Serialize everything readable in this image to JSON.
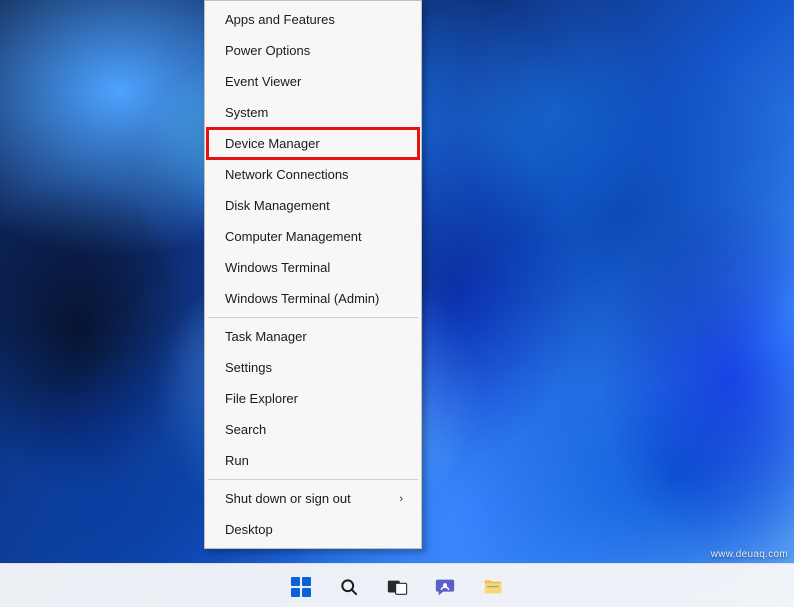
{
  "watermark": "www.deuaq.com",
  "menu": {
    "groups": [
      [
        {
          "id": "apps-features",
          "label": "Apps and Features",
          "highlight": false,
          "submenu": false
        },
        {
          "id": "power-options",
          "label": "Power Options",
          "highlight": false,
          "submenu": false
        },
        {
          "id": "event-viewer",
          "label": "Event Viewer",
          "highlight": false,
          "submenu": false
        },
        {
          "id": "system",
          "label": "System",
          "highlight": false,
          "submenu": false
        },
        {
          "id": "device-manager",
          "label": "Device Manager",
          "highlight": true,
          "submenu": false
        },
        {
          "id": "network-conn",
          "label": "Network Connections",
          "highlight": false,
          "submenu": false
        },
        {
          "id": "disk-management",
          "label": "Disk Management",
          "highlight": false,
          "submenu": false
        },
        {
          "id": "computer-mgmt",
          "label": "Computer Management",
          "highlight": false,
          "submenu": false
        },
        {
          "id": "win-terminal",
          "label": "Windows Terminal",
          "highlight": false,
          "submenu": false
        },
        {
          "id": "win-terminal-adm",
          "label": "Windows Terminal (Admin)",
          "highlight": false,
          "submenu": false
        }
      ],
      [
        {
          "id": "task-manager",
          "label": "Task Manager",
          "highlight": false,
          "submenu": false
        },
        {
          "id": "settings",
          "label": "Settings",
          "highlight": false,
          "submenu": false
        },
        {
          "id": "file-explorer",
          "label": "File Explorer",
          "highlight": false,
          "submenu": false
        },
        {
          "id": "search",
          "label": "Search",
          "highlight": false,
          "submenu": false
        },
        {
          "id": "run",
          "label": "Run",
          "highlight": false,
          "submenu": false
        }
      ],
      [
        {
          "id": "shutdown-signout",
          "label": "Shut down or sign out",
          "highlight": false,
          "submenu": true
        },
        {
          "id": "desktop",
          "label": "Desktop",
          "highlight": false,
          "submenu": false
        }
      ]
    ]
  },
  "taskbar": {
    "items": [
      {
        "id": "start",
        "icon": "windows-logo-icon"
      },
      {
        "id": "search",
        "icon": "search-icon"
      },
      {
        "id": "taskview",
        "icon": "task-view-icon"
      },
      {
        "id": "chat",
        "icon": "chat-icon"
      },
      {
        "id": "file-explorer",
        "icon": "file-explorer-icon"
      }
    ]
  }
}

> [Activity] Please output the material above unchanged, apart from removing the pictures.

> [Response for this exercise]
Serialize everything readable in this image to JSON.
{
  "watermark": "www.deuaq.com",
  "menu": {
    "groups": [
      [
        {
          "id": "apps-features",
          "label": "Apps and Features",
          "highlight": false,
          "submenu": false
        },
        {
          "id": "power-options",
          "label": "Power Options",
          "highlight": false,
          "submenu": false
        },
        {
          "id": "event-viewer",
          "label": "Event Viewer",
          "highlight": false,
          "submenu": false
        },
        {
          "id": "system",
          "label": "System",
          "highlight": false,
          "submenu": false
        },
        {
          "id": "device-manager",
          "label": "Device Manager",
          "highlight": true,
          "submenu": false
        },
        {
          "id": "network-conn",
          "label": "Network Connections",
          "highlight": false,
          "submenu": false
        },
        {
          "id": "disk-management",
          "label": "Disk Management",
          "highlight": false,
          "submenu": false
        },
        {
          "id": "computer-mgmt",
          "label": "Computer Management",
          "highlight": false,
          "submenu": false
        },
        {
          "id": "win-terminal",
          "label": "Windows Terminal",
          "highlight": false,
          "submenu": false
        },
        {
          "id": "win-terminal-adm",
          "label": "Windows Terminal (Admin)",
          "highlight": false,
          "submenu": false
        }
      ],
      [
        {
          "id": "task-manager",
          "label": "Task Manager",
          "highlight": false,
          "submenu": false
        },
        {
          "id": "settings",
          "label": "Settings",
          "highlight": false,
          "submenu": false
        },
        {
          "id": "file-explorer",
          "label": "File Explorer",
          "highlight": false,
          "submenu": false
        },
        {
          "id": "search",
          "label": "Search",
          "highlight": false,
          "submenu": false
        },
        {
          "id": "run",
          "label": "Run",
          "highlight": false,
          "submenu": false
        }
      ],
      [
        {
          "id": "shutdown-signout",
          "label": "Shut down or sign out",
          "highlight": false,
          "submenu": true
        },
        {
          "id": "desktop",
          "label": "Desktop",
          "highlight": false,
          "submenu": false
        }
      ]
    ]
  },
  "taskbar": {
    "items": [
      {
        "id": "start",
        "icon": "windows-logo-icon"
      },
      {
        "id": "search",
        "icon": "search-icon"
      },
      {
        "id": "taskview",
        "icon": "task-view-icon"
      },
      {
        "id": "chat",
        "icon": "chat-icon"
      },
      {
        "id": "file-explorer",
        "icon": "file-explorer-icon"
      }
    ]
  }
}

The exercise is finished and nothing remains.